One of the keys to determining if a behavior is normal: How often you repeat it. For example, if you have a song stuck in your head, that's normal.
In contrast, if you repeatedly pick at scabs or your skin, it can cause problems, warns Dr. Oz. Seek other ways to distract yourself.
If you frequently drink diet soda, it might seem normal. But you're damaging your bones, according to Dr. Oz.
The dangerous ingredient in diet soda is phosphoric acid. Dr. Oz recommends weaning yourself from diet soda by gradually diluting it with plain soda water.
On the same episode, Dr. Oz dished up tips on buying the best nut butter for weight loss and health. Limit your portion to two tablespoons a day, and look for brands without added sugar or salt.
For weight loss, almond butter is the winner. Almond butter is high in fiber, low in calories and curbs cravings. Try it in a smoothie with milk, banana, frozen berries and ice.
Use cashew nut butter for your bones. And for a healthy heart, go for walnuts, says Dr. Oz. Peanut butter boosts energy and provides you with heart-healthy fats.
In addition to nut butter, try using nuts as snacks, said Dr. Oz in an interview Friday with the Sault Star News. He advocates taking them with you to nibble on throughout the day.
"Always carry nuts with you, no matter what," he said. "You can take them through airport security and they satiate you."
As for the debate over whether exercise or diet helps more weight loss, Dr. Oz emphasizes diet trumps fitness. "If you want to lose weight, focus on the food," he advised.
"You will not lose weight on exercise alone," he added. "You will lose weight with food alone."
While these recommendations emphasize the use of food for weight loss and health, Dr. Oz recently got grilled for his frequent recommendations of weight loss supplements, reported the Times Live on Friday. A Senate subcommittee on consumer protection accused him of encouraging diet product scams.
"When you call a product a miracle, and it's something you can buy and it's something that gives people false hope, I just don't understand why you need to go there," said Missouri Democratic Senator Claire McCaskill, chairwoman of the committee.

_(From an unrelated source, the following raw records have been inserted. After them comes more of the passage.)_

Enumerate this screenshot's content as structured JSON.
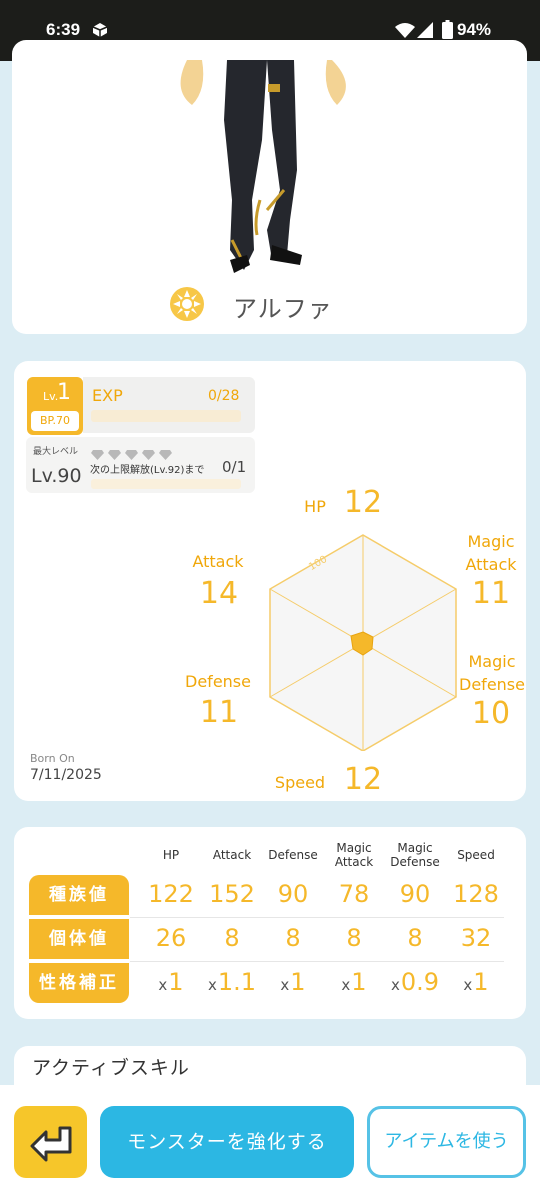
{
  "status_bar": {
    "time": "6:39",
    "battery": "94%"
  },
  "monster": {
    "name": "アルファ"
  },
  "level": {
    "prefix": "Lv.",
    "value": "1",
    "bp": "BP.70",
    "exp_label": "EXP",
    "exp_value": "0/28",
    "exp_progress": 0,
    "max_level_label": "最大レベル",
    "max_level": "Lv.90",
    "next_limit_label": "次の上限解放(Lv.92)まで",
    "limit_count": "0/1",
    "limit_progress": 0
  },
  "stats": {
    "hp": {
      "label": "HP",
      "value": "12"
    },
    "magic_attack": {
      "label": "Magic\nAttack",
      "value": "11"
    },
    "magic_defense": {
      "label": "Magic\nDefense",
      "value": "10"
    },
    "speed": {
      "label": "Speed",
      "value": "12"
    },
    "defense": {
      "label": "Defense",
      "value": "11"
    },
    "attack": {
      "label": "Attack",
      "value": "14"
    },
    "radar_scale_label": "100"
  },
  "born": {
    "label": "Born On",
    "date": "7/11/2025"
  },
  "table": {
    "headers": [
      "HP",
      "Attack",
      "Defense",
      "Magic\nAttack",
      "Magic\nDefense",
      "Speed"
    ],
    "rows": [
      {
        "label": "種族値",
        "values": [
          "122",
          "152",
          "90",
          "78",
          "90",
          "128"
        ]
      },
      {
        "label": "個体値",
        "values": [
          "26",
          "8",
          "8",
          "8",
          "8",
          "32"
        ]
      },
      {
        "label": "性格補正",
        "prefix": "x",
        "values": [
          "1",
          "1.1",
          "1",
          "1",
          "0.9",
          "1"
        ]
      }
    ]
  },
  "skill_section": {
    "title": "アクティブスキル"
  },
  "bottom": {
    "enhance_label": "モンスターを強化する",
    "item_label": "アイテムを使う"
  },
  "colors": {
    "accent": "#f5b82a",
    "primary": "#2cb7e3",
    "back_button": "#f6c62a"
  }
}
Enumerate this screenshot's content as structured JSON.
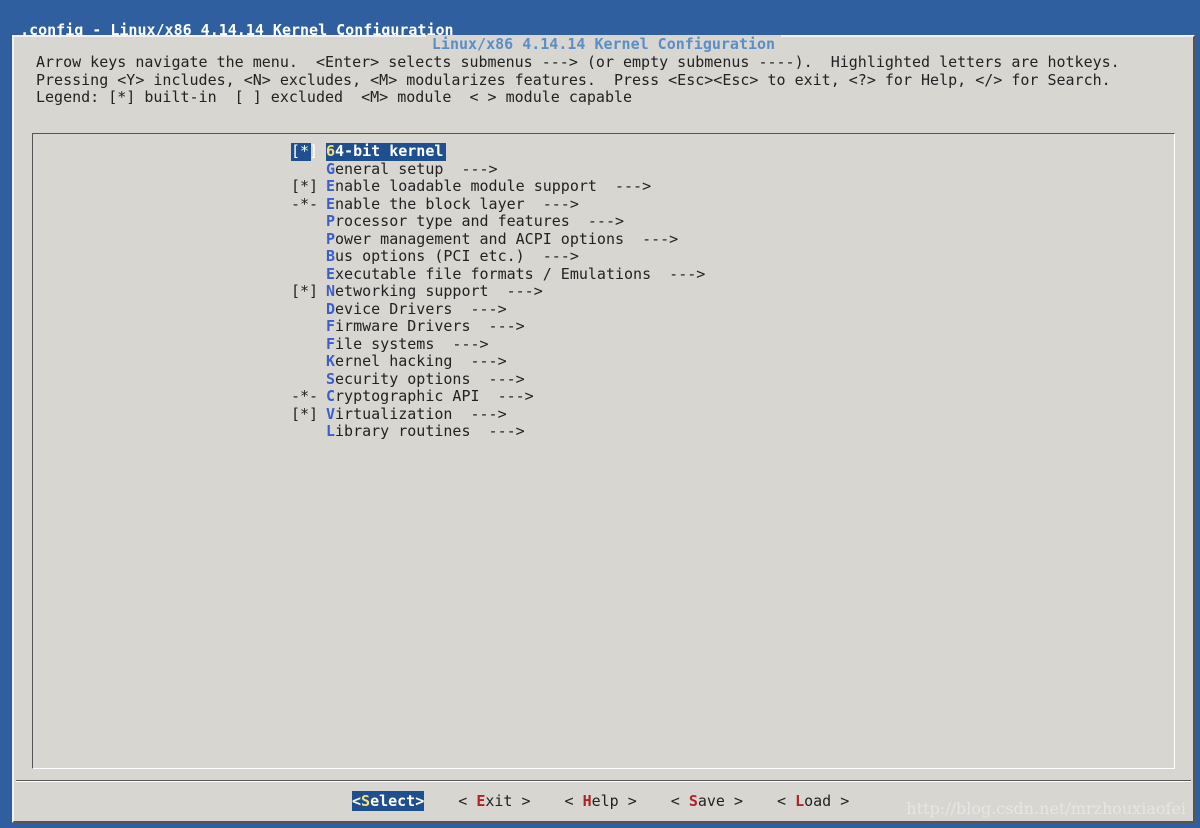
{
  "window": {
    "title": ".config - Linux/x86 4.14.14 Kernel Configuration"
  },
  "dialog": {
    "title": "Linux/x86 4.14.14 Kernel Configuration",
    "help_text": "Arrow keys navigate the menu.  <Enter> selects submenus ---> (or empty submenus ----).  Highlighted letters are hotkeys.  Pressing <Y> includes, <N> excludes, <M> modularizes features.  Press <Esc><Esc> to exit, <?> for Help, </> for Search.  Legend: [*] built-in  [ ] excluded  <M> module  < > module capable"
  },
  "menu": {
    "items": [
      {
        "marker": "[*]",
        "hotkey": "6",
        "rest": "4-bit kernel",
        "suffix": ""
      },
      {
        "marker": "",
        "hotkey": "G",
        "rest": "eneral setup",
        "suffix": "  --->"
      },
      {
        "marker": "[*]",
        "hotkey": "E",
        "rest": "nable loadable module support",
        "suffix": "  --->"
      },
      {
        "marker": "-*-",
        "hotkey": "E",
        "rest": "nable the block layer",
        "suffix": "  --->"
      },
      {
        "marker": "",
        "hotkey": "P",
        "rest": "rocessor type and features",
        "suffix": "  --->"
      },
      {
        "marker": "",
        "hotkey": "P",
        "rest": "ower management and ACPI options",
        "suffix": "  --->"
      },
      {
        "marker": "",
        "hotkey": "B",
        "rest": "us options (PCI etc.)",
        "suffix": "  --->"
      },
      {
        "marker": "",
        "hotkey": "E",
        "rest": "xecutable file formats / Emulations",
        "suffix": "  --->"
      },
      {
        "marker": "[*]",
        "hotkey": "N",
        "rest": "etworking support",
        "suffix": "  --->"
      },
      {
        "marker": "",
        "hotkey": "D",
        "rest": "evice Drivers",
        "suffix": "  --->"
      },
      {
        "marker": "",
        "hotkey": "F",
        "rest": "irmware Drivers",
        "suffix": "  --->"
      },
      {
        "marker": "",
        "hotkey": "F",
        "rest": "ile systems",
        "suffix": "  --->"
      },
      {
        "marker": "",
        "hotkey": "K",
        "rest": "ernel hacking",
        "suffix": "  --->"
      },
      {
        "marker": "",
        "hotkey": "S",
        "rest": "ecurity options",
        "suffix": "  --->"
      },
      {
        "marker": "-*-",
        "hotkey": "C",
        "rest": "ryptographic API",
        "suffix": "  --->"
      },
      {
        "marker": "[*]",
        "hotkey": "V",
        "rest": "irtualization",
        "suffix": "  --->"
      },
      {
        "marker": "",
        "hotkey": "L",
        "rest": "ibrary routines",
        "suffix": "  --->"
      }
    ],
    "selected_index": 0
  },
  "buttons": [
    {
      "pre": "<",
      "hotkey": "S",
      "rest": "elect",
      "post": ">"
    },
    {
      "pre": "< ",
      "hotkey": "E",
      "rest": "xit",
      "post": " >"
    },
    {
      "pre": "< ",
      "hotkey": "H",
      "rest": "elp",
      "post": " >"
    },
    {
      "pre": "< ",
      "hotkey": "S",
      "rest": "ave",
      "post": " >"
    },
    {
      "pre": "< ",
      "hotkey": "L",
      "rest": "oad",
      "post": " >"
    }
  ],
  "watermark": "http://blog.csdn.net/mrzhouxiaofei"
}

She expressed her belief that he doesn't believe in weight loss supplements such as green coffee extract but features them only to get viewers.
Dr. Oz, however, defended himself. "I actually do personally believe in the items that I talk about on the show," said the cardiac surgeon/talk show host.
Moreover, he claimed that he gives his own family the products that he touts. "I would give my audience the same advice I give my family, and I have given my family these products," Dr. Oz insisted.